BEGIN Data listing

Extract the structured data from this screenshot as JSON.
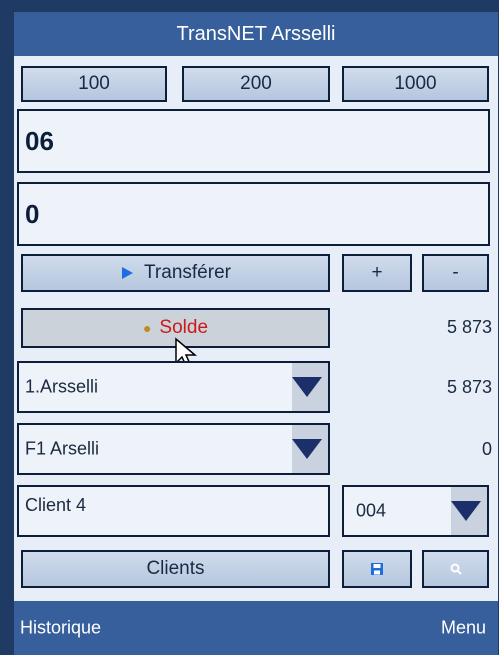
{
  "title": "TransNET Arsselli",
  "amount_buttons": [
    "100",
    "200",
    "1000"
  ],
  "number_field": "06",
  "amount_field": "0",
  "transfer": {
    "label": "Transférer",
    "icon": "play-icon"
  },
  "plus_label": "+",
  "minus_label": "-",
  "balance": {
    "label": "Solde",
    "label_color": "#cc1a1a",
    "icon": "money-bag-icon",
    "value": "5 873"
  },
  "account_select": {
    "value": "1.Arsselli",
    "balance": "5 873"
  },
  "sub_account_select": {
    "value": "F1 Arselli",
    "balance": "0"
  },
  "client_field": "Client 4",
  "client_code_select": "004",
  "clients_button": "Clients",
  "save_icon": "save-icon",
  "search_icon": "search-icon",
  "bottom": {
    "left": "Historique",
    "right": "Menu"
  },
  "colors": {
    "titlebar": "#365f9b",
    "frame": "#1f3a63",
    "button": "#c3d1e6"
  }
}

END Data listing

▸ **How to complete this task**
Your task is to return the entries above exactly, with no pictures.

▸ **Result below**
Extract the structured data from this screenshot as JSON.
{
  "title": "TransNET Arsselli",
  "amount_buttons": [
    "100",
    "200",
    "1000"
  ],
  "number_field": "06",
  "amount_field": "0",
  "transfer": {
    "label": "Transférer",
    "icon": "play-icon"
  },
  "plus_label": "+",
  "minus_label": "-",
  "balance": {
    "label": "Solde",
    "label_color": "#cc1a1a",
    "icon": "money-bag-icon",
    "value": "5 873"
  },
  "account_select": {
    "value": "1.Arsselli",
    "balance": "5 873"
  },
  "sub_account_select": {
    "value": "F1 Arselli",
    "balance": "0"
  },
  "client_field": "Client 4",
  "client_code_select": "004",
  "clients_button": "Clients",
  "save_icon": "save-icon",
  "search_icon": "search-icon",
  "bottom": {
    "left": "Historique",
    "right": "Menu"
  },
  "colors": {
    "titlebar": "#365f9b",
    "frame": "#1f3a63",
    "button": "#c3d1e6"
  }
}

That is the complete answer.